Refugio del Migrante, a lesbian-run migrant shelter in Mexicali was destroyed in a fire on Friday morning. Though no one was injured in the fire, 152 migrants, including 22 minors, have been displaced without shelter. According to a local newspaper, the fire was caused by an electrical short circuit in one of the shelter bedrooms. The shelter was run by Centro Comunitario de Bienestar Social (COBINA), a group based in Mexicali serving LGBTQ+ people as well as other vulnerable populations.
Six emergency housing facilities in Texas and California are set to close in the coming weeks as the number of unaccompanied children in U.S. custody has begun to slowly decrease. This is a result of efforts made to expedite the process of releasing children to family in the U.S., as well as declining border apprehensions.

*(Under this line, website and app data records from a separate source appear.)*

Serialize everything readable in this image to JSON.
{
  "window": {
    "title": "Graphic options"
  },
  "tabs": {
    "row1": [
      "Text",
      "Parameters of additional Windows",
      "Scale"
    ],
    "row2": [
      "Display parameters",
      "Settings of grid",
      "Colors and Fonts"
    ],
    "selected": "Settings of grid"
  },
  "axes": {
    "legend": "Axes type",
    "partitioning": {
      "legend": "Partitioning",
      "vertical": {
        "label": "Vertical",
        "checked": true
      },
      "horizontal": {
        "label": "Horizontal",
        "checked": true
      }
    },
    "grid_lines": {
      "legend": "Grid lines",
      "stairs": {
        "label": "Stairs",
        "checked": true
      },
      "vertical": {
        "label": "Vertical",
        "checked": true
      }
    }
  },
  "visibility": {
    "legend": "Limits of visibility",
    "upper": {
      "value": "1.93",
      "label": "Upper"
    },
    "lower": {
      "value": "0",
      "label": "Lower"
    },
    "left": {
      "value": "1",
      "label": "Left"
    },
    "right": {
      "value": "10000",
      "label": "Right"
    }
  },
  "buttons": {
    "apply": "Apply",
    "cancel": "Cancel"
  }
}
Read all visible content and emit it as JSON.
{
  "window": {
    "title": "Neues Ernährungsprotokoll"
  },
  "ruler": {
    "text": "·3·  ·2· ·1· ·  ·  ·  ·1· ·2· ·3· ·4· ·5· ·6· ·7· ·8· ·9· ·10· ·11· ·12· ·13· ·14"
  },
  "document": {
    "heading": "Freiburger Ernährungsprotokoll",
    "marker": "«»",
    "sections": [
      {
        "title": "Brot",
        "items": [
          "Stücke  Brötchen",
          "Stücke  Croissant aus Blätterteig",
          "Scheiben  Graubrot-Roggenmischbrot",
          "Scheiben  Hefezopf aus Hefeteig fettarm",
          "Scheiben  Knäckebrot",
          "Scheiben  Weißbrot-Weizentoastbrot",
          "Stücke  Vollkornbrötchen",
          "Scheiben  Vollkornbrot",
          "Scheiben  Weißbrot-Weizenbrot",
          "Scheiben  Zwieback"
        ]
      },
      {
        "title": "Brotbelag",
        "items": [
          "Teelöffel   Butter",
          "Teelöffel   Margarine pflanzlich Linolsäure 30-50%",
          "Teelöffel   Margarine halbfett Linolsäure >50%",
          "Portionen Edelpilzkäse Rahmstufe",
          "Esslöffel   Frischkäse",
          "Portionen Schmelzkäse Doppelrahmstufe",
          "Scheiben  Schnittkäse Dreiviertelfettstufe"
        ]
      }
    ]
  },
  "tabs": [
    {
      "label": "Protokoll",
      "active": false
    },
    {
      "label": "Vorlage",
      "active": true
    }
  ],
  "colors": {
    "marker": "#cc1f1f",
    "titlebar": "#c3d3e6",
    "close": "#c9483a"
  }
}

The number of children held at emergency sites has also decreased.
Testimonials from a court case on Monday revealed inadequate and unlivable conditions for migrant children being held in emergency shelters along the border. The testimonials described overcrowding, spoiled food, a lack of clean clothes, and an absence of mental health resources available for the children, many of whom are struggling with depression, self-harm, and suicidal thoughts. Some children have been held for months in these emergency shelters. Despite the Biden administration’s promises of a more human approach to immigration, many testimonials indicate that they are struggling to provide for these children’s most basic needs.
The Office of Refugee Resettlement has directed shelters to expedite the release of some unaccompanied minors with parents or legal guardians in the U.S. to reduce strained capacity at shelters.
Shelters overseen by the US government received more than 7,000 migrant children in February 2021, according to government data. This represents a record number for that month during any year.
- At this point, no one at the migrant border camp in Matamoros, Mexico, has tested positive for COVID-19. The camp is receiving support from Global Response Management (GRM). Many of the nurses and doctors running the border clinics in Matamoros are Cuban asylum seekers themselves.
- Sin Embargo reports on how Ciudad Juárez is attempting to mitigate the spread of coronavirus among migrants. The operation includes a “filter hotel,” established on May 9, where migrants who arrive in the city quarantine with frequent checkups before being allowed to access a migrant shelter. It is supervised by specialists and doctors, many of whom are migrants themselves. The “hotel” has a capacity of 108 people and has hosted 22 people so far.
- NPR releases a two-part series investigating the increasing pressure put on refugees seeking safety in the United States from the southern border. It follows migrants waiting in Ciudad Juárez who are living through the United States’ rapid policy changes, and also focuses on the support the Trump administration receives from the Mexican government despite public rejection of U.S. policies.
- TPR reports on the migrant encampment in Matamoros, Mexico, which shelters over 1,500 people. Helen Perry, executive director of Global Response Management (GRM), shares that there have not been any positive cases within the camp – a testament to the safety measures introduced. In addition to quick isolation and testing of anyone showing symptoms, GRM and its volunteers are rapidly constructing tented hospitals and manufacturing over 100 hand-made masks every day.
- The New York Times reports on La 72, a large migrant shelter in southern Mexico. In the past, it has sheltered as many as 2,000 migrants in a month. According to the report, traffic has come to a grinding halt since late March, with less than 100 migrants passing through and nearly all headed south attempting to return to Central America.